If you know me at all, you know that in the last few years I have become a skirt fiend (weather permitting), but what you may not know is that in all of my skirtmaking, I have successfully avoided having to do such things as make darts and sew zippers. All of those pesky little details that make clothes fit you well, I have skipped by crafting skirts in a wraparound style, or by giving them elastic waists. This has been fine with me, really, although I have often thought that if I could master those shaping techniques, I could actually make myself a nice dress or two.
As much as I love my summer wardrobe of tank tops and a-line skirts, nothing says “easy, breezy, effervescence” like a well-fitting sheath dress.
Enter Built by Wendy Dresses, the new book in the Sew U series by Wendy Mullin. (Wendy Mullin is the genius behind Simplicity 3835, which, if you’ve been reading this blog for any length of time, you will know is my go-to pattern for shirts, and what I generally wear in the summer when I’m not in a skirt.)
The book includes patterns for three basic dresses: sheath, shift, and drindl (which is basically a dress with a defined waist and gathered skirt). I went straight for the sheath, traced the correct size of the pattern on to tracing paper, cut it out, and made a muslin out of a thrifted bedsheet.
The instructions for putting the muslin together are somewhat vague. There is sufficient detail when it comes to measuring yourself , choosing the right pattern size for your body, and cutting out the fabric pieces. All of that is very helpful, but if you’re new to dressmaking, you might be stumped by the instruction to “stitch or pin the pattern pieces together” with no further elaboration. While the book comes with the patterns to put together three basic dresses, there are no instructions for any of these basic styles. I was able to overcome this by flipping to the projects section, finding a dress based on the basic sheath, and seeing how that one was put together.
My muslin had its fit issues, which is why this is all I plan to show you of it Luckily, BBW Dresses features a section on altering patterns to fit, and that alone is worth the price of admission. Wendy describes (and illustrates) how to translate your muslin’s shortcomings into pattern modifications. I can’t stress enough what a valuable thing this is. My muslin gave me practice putting in my first zipper, helped me get comfortable sewing darts, and then let me slash it up in an effort to learn a little something about my measurements.
Once I had my new, improved, basic sheath pattern pieces, I was ready to cut into the good fabric. I bought and pre-washed two yards of the Wall Flower print in the New Day colorway from Denyse Schmidt’s Hope Valley collection, and laid out my pattern pieces.

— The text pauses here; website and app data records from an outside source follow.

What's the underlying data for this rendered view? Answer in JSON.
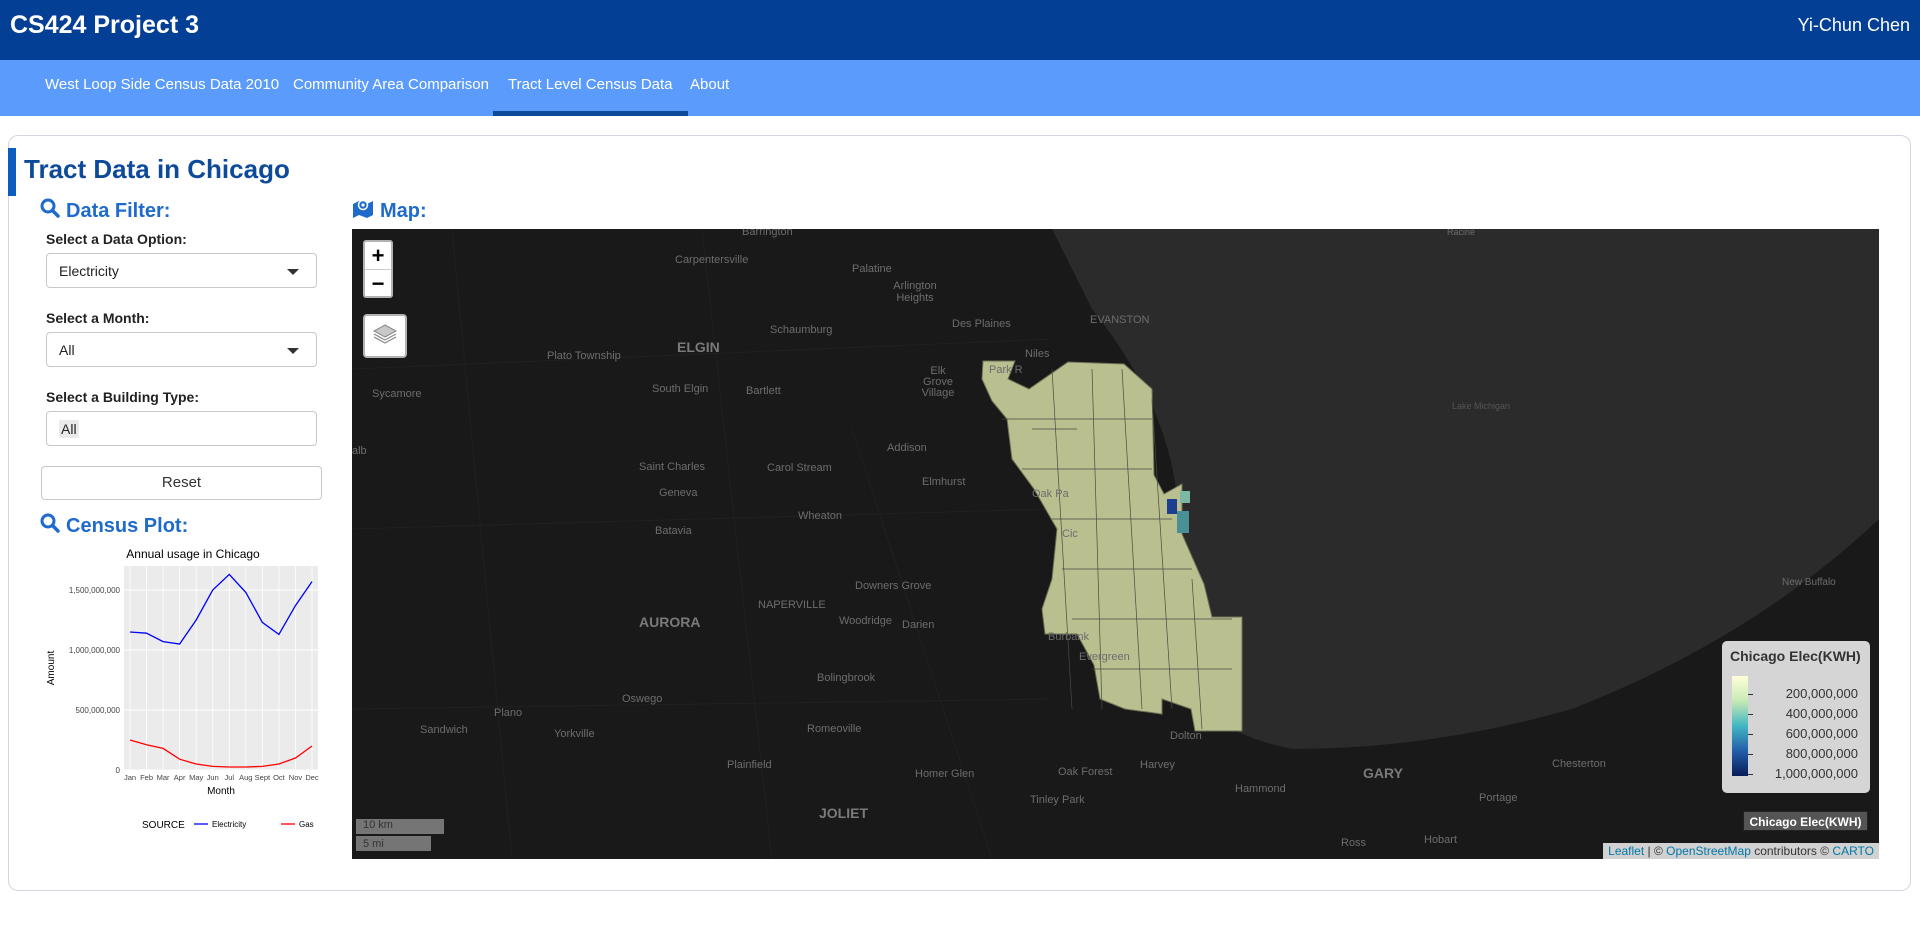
{
  "header": {
    "title": "CS424 Project 3",
    "user": "Yi-Chun Chen"
  },
  "nav": {
    "tabs": [
      {
        "label": "West Loop Side Census Data 2010"
      },
      {
        "label": "Community Area Comparison"
      },
      {
        "label": "Tract Level Census Data"
      },
      {
        "label": "About"
      }
    ],
    "active": "Tract Level Census Data"
  },
  "box": {
    "title": "Tract Data in Chicago"
  },
  "filter": {
    "heading": "Data Filter:",
    "data_option_label": "Select a Data Option:",
    "data_option_value": "Electricity",
    "month_label": "Select a Month:",
    "month_value": "All",
    "building_label": "Select a Building Type:",
    "building_value": "All",
    "reset_label": "Reset"
  },
  "census": {
    "heading": "Census Plot:"
  },
  "map": {
    "heading": "Map:",
    "zoom_in": "+",
    "zoom_out": "−",
    "places": [
      {
        "name": "Barrington"
      },
      {
        "name": "Carpentersville"
      },
      {
        "name": "Palatine"
      },
      {
        "name": "Arlington Heights"
      },
      {
        "name": "Des Plaines"
      },
      {
        "name": "EVANSTON"
      },
      {
        "name": "ELGIN"
      },
      {
        "name": "Schaumburg"
      },
      {
        "name": "Plato Township"
      },
      {
        "name": "Elk Grove Village"
      },
      {
        "name": "Park R"
      },
      {
        "name": "Niles"
      },
      {
        "name": "Sycamore"
      },
      {
        "name": "South Elgin"
      },
      {
        "name": "Bartlett"
      },
      {
        "name": "Addison"
      },
      {
        "name": "Saint Charles"
      },
      {
        "name": "Carol Stream"
      },
      {
        "name": "Elmhurst"
      },
      {
        "name": "Oak Pa"
      },
      {
        "name": "Geneva"
      },
      {
        "name": "Batavia"
      },
      {
        "name": "Wheaton"
      },
      {
        "name": "Cic"
      },
      {
        "name": "NAPERVILLE"
      },
      {
        "name": "Downers Grove"
      },
      {
        "name": "AURORA"
      },
      {
        "name": "Woodridge"
      },
      {
        "name": "Darien"
      },
      {
        "name": "Burbank"
      },
      {
        "name": "Bolingbrook"
      },
      {
        "name": "Evergreen"
      },
      {
        "name": "Oswego"
      },
      {
        "name": "Plano"
      },
      {
        "name": "Sandwich"
      },
      {
        "name": "Yorkville"
      },
      {
        "name": "Romeoville"
      },
      {
        "name": "Plainfield"
      },
      {
        "name": "Homer Glen"
      },
      {
        "name": "Oak Forest"
      },
      {
        "name": "Harvey"
      },
      {
        "name": "Dolton"
      },
      {
        "name": "Tinley Park"
      },
      {
        "name": "Hammond"
      },
      {
        "name": "GARY"
      },
      {
        "name": "Chesterton"
      },
      {
        "name": "Portage"
      },
      {
        "name": "JOLIET"
      },
      {
        "name": "Ross"
      },
      {
        "name": "Hobart"
      },
      {
        "name": "New Buffalo"
      },
      {
        "name": "Lake Michigan"
      },
      {
        "name": "Racine"
      },
      {
        "name": "alb"
      }
    ],
    "legend": {
      "title": "Chicago Elec(KWH)",
      "labels": [
        "200,000,000",
        "400,000,000",
        "600,000,000",
        "800,000,000",
        "1,000,000,000"
      ],
      "toggle_label": "Chicago Elec(KWH)"
    },
    "scale": {
      "km": "10 km",
      "mi": "5 mi"
    },
    "attribution": {
      "leaflet": "Leaflet",
      "sep": " | © ",
      "osm": "OpenStreetMap",
      "contrib": " contributors © ",
      "carto": "CARTO"
    }
  },
  "chart_data": {
    "type": "line",
    "title": "Annual usage in Chicago",
    "xlabel": "Month",
    "ylabel": "Amount",
    "categories": [
      "Jan",
      "Feb",
      "Mar",
      "Apr",
      "May",
      "Jun",
      "Jul",
      "Aug",
      "Sept",
      "Oct",
      "Nov",
      "Dec"
    ],
    "y_ticks": [
      0,
      500000000,
      1000000000,
      1500000000
    ],
    "y_tick_labels": [
      "0",
      "500,000,000",
      "1,000,000,000",
      "1,500,000,000"
    ],
    "ylim": [
      0,
      1700000000
    ],
    "legend_title": "SOURCE",
    "series": [
      {
        "name": "Electricity",
        "color": "#0000ff",
        "values": [
          1150000000,
          1140000000,
          1070000000,
          1050000000,
          1250000000,
          1500000000,
          1630000000,
          1480000000,
          1230000000,
          1130000000,
          1370000000,
          1570000000
        ]
      },
      {
        "name": "Gas",
        "color": "#ff0000",
        "values": [
          250000000,
          210000000,
          180000000,
          90000000,
          50000000,
          30000000,
          25000000,
          25000000,
          30000000,
          50000000,
          100000000,
          200000000
        ]
      }
    ]
  },
  "colors": {
    "header": "#043f96",
    "nav": "#5b9bfb",
    "accent": "#1e6bcc"
  }
}
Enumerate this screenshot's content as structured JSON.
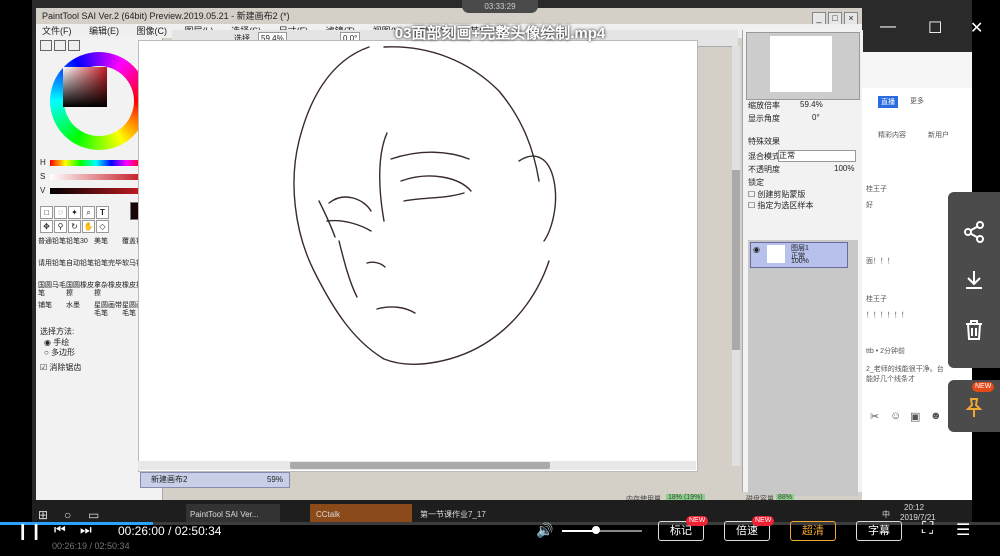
{
  "video": {
    "title": "03面部刻画+完整头像绘制.mp4",
    "recorder_time": "03:33:29",
    "current_time": "00:26:00",
    "separator": "/",
    "total_time": "02:50:34",
    "prev_time_ghost": "00:26:19 / 02:50:34",
    "progress_percent": 15.3
  },
  "sai": {
    "title": "PaintTool SAI Ver.2 (64bit) Preview.2019.05.21 - 新建画布2 (*)",
    "menu": [
      "文件(F)",
      "编辑(E)",
      "图像(C)",
      "图层(L)",
      "选择(S)",
      "尺寸(F)",
      "滤镜(T)",
      "视图(V)",
      "窗口(W)",
      "其他(O)"
    ],
    "zoom": "59.4%",
    "rotation": "0.0°",
    "select_label": "选择",
    "hsv": {
      "h_label": "H",
      "h": "011",
      "s_label": "S",
      "s": "046",
      "v_label": "V",
      "v": "012"
    },
    "brushes": [
      "普通铅笔",
      "铅笔30",
      "美笔",
      "覆盖铅笔",
      "请用铅笔",
      "自动铅笔",
      "铅笔完毕",
      "软马铅笔",
      "国圆马毛笔",
      "国圆橡皮擦",
      "拿杂橡皮擦",
      "橡皮擦",
      "铺笔",
      "水墨",
      "星圆画带毛笔",
      "星圆画格毛笔"
    ],
    "select_method_label": "选择方法:",
    "select_opt1": "手绘",
    "select_opt2": "多边形",
    "antialias_label": "消除锯齿",
    "canvas_tab": "新建画布2",
    "canvas_tab_zoom": "59%",
    "nav_zoom_label": "缩放倍率",
    "nav_zoom": "59.4%",
    "nav_angle_label": "显示角度",
    "nav_angle": "0°",
    "effects_label": "特殊效果",
    "blend_label": "混合模式",
    "blend_value": "正常",
    "opacity_label": "不透明度",
    "opacity_value": "100%",
    "lock_label": "锁定",
    "clip_label": "创建剪贴蒙版",
    "sample_label": "指定为选区样本",
    "layer_name": "图层1",
    "layer_mode": "正常",
    "layer_opacity": "100%",
    "status_mem_label": "内存使用量",
    "status_mem_value": "18% (19%)",
    "status_disk_label": "磁盘容量",
    "status_disk_value": "88%"
  },
  "taskbar": {
    "app1": "PaintTool SAI Ver...",
    "app2": "CCtalk",
    "app3": "第一节课作业7_17",
    "time": "20:12",
    "date": "2019/7/21",
    "ime": "中"
  },
  "sidebar": {
    "live": "直播",
    "more": "更多",
    "highlights": "精彩内容",
    "new_users": "新用户",
    "msgs": [
      "桂王子",
      "好",
      "面！！！",
      "桂王子",
      "！！！！！！",
      "ttb • 2分钟前",
      "2_老师的线能很干净。台",
      "能好几个线条才"
    ]
  },
  "controls": {
    "mark": "标记",
    "speed": "倍速",
    "quality": "超清",
    "subtitle": "字幕",
    "new_badge": "NEW",
    "pin_new": "NEW"
  }
}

They didn’t fit.
A word of warning: the front and back pattern pieces, if you are making one of the larger sizes, may not fit side-by-side on 44″ wide fabric. If this is the case, as it was with me, the two yard quantity called for in the pattern is not going to be sufficient.
Since I didn’t want to wait to mail-order more fabric, I decided to get creative. I perused the sheath-based projects in the book, looking for ones that involved making the sleeves or neckline shorter (thereby making them easier to fit on what was left of my fabric), and settled on the “Oktober Dress.” I only modified the pattern in terms of the sleeves and neckline, and left the skirt as it was. Theoretically, this would have given me the basic sheath silhouette, with just a deeper, wider neck and shorter sleeves.
Suffice it to say, somewhere along the line I screwed that up, tried to fix it with some homemade bias binding, but found that to be even more awful than it was without it.
So, ok. The neck looks terrible. And the zipper isn’t perfect (by a long shot) but it’s in, and it’s better than my practice run was. On the bright side, the rest of the dress fits so much better than the muslin did, thanks to the pattern-modification process.
I do love the way the skirt portion fits me (minus the static that plagued my photo shoot), and if I never manage to figure out how to fix the upper half of the dress, I can always just cut it off and make myself a nice fitted skirt out of it.
Anybody have any ideas for things I can do to improve the top half of the dress? Is there any way to turn a raglan construction into a sleeveless style? I could see this looking nice with spaghetti straps, if I could figure that out.
While I did have some difficulty with this project, it hasn’t soured me to the charm of the book. Many of my problems were due to user error and lack of experience – both things that should be less of a factor the next time I try this process. And I do want to try it again. The bulk of the book is dedicated to projects that use the basic patterns as building blocks to more interesting designs, and I haven’t even scratched the surface!
I’d call this an Intermediate level book. Or maybe a book for motivated beginners who have a comprehensive sewing guide they can refer to where necessary.
4.5 stars out of 5